Rheas are natives of South America and are especially plentiful along the river Plata. They are three-toed and not so big as the true ostriches. Like all members of this group they are very swift and wary, but the natives catch them by
hurling the ‘bolas,’ a cord with heavy balls at each end, which winds round the neck and legs of the bird and brings it to the ground.
The cassowaries of New Guinea and Northern Australia are distinguished by a casque of light bone on the head. Some species have exceedingly brilliantly coloured wattles, the rest of their plumage being dark and hair-like. These birds are often very fierce in temperament and a kick from their horn-covered feet is something to be avoided.
The apteryx or kiwi, of New Zealand, is one of the strangest of living birds. It is about two feet in height, has hardly a trace of wings, is nocturnal in habits, and has a long curved beak with the nostrils at the end. It was preceded by similar extinct forms of a much larger size. Mention may also be made here of the extinct moas of New Zealand, which were enormous wingless birds, at least ten feet in height, with tremendously strong feet and legs. They are believed to have become extinct in recent times.

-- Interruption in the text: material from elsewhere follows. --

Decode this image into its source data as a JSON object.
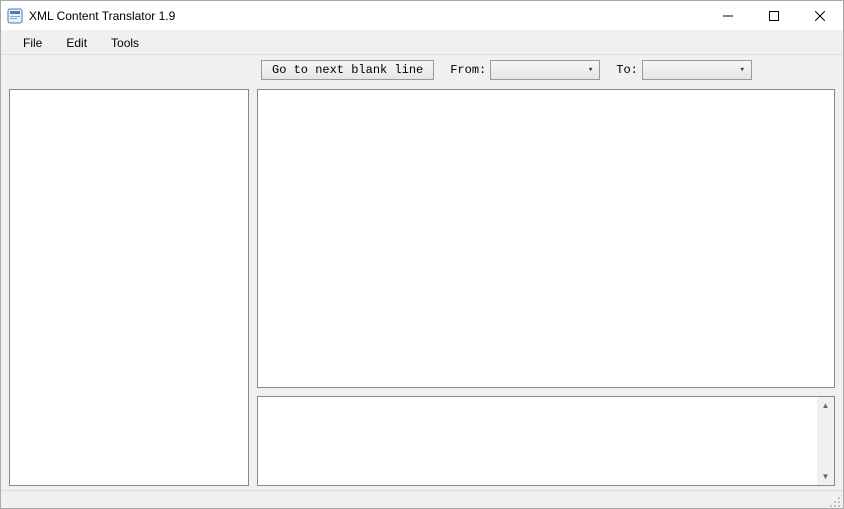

Penguins are a distinct family. They have webbed feet and scale-like feathers, whilst the somewhat elementary wings are used like fins for swimming under water. They have an upright walk and carry their eggs between their legs, in some cases even hatching them in this position. They are all inhabitants of the Southern Seas and the Emperor Penguin is the largest species, being about three feet high. The King Penguin, with his handsome yellow markings on head and chest, is probably the finest in appearance.
A species which has become extinct within living memory —and that chiefly by man’s agency—is the Great Auk, a bird rather like a penguin, once found in millions.
Terns, petrels and gulls are all related. Their general colouring tends to silvery grey with large portions of black and white. They are well known for their voracious appetites and for their keen sight for anything eatable in the water. It is a commonplace sight to see them following a steamer for the sake of any scraps that may be thrown overboard. In winter, when driven by exceptionally cold weather, they often come inland, and in spring also they may be seen along with rooks and jackdaws, following the plough for insects.
Though outwardly resembling a gull the albatross is really not related. The Wandering Albatross, though only sixteen pounds in weight, has a wing spread of twelve feet or more. It rarely comes to land except at the breeding season and then
chooses the most remote islands, such as Tristan da Cunha. It is a splendid flyer, almost constantly on the wing, often swooping down just clear of the water, and in the most furious tempests careless alike of wind and wave.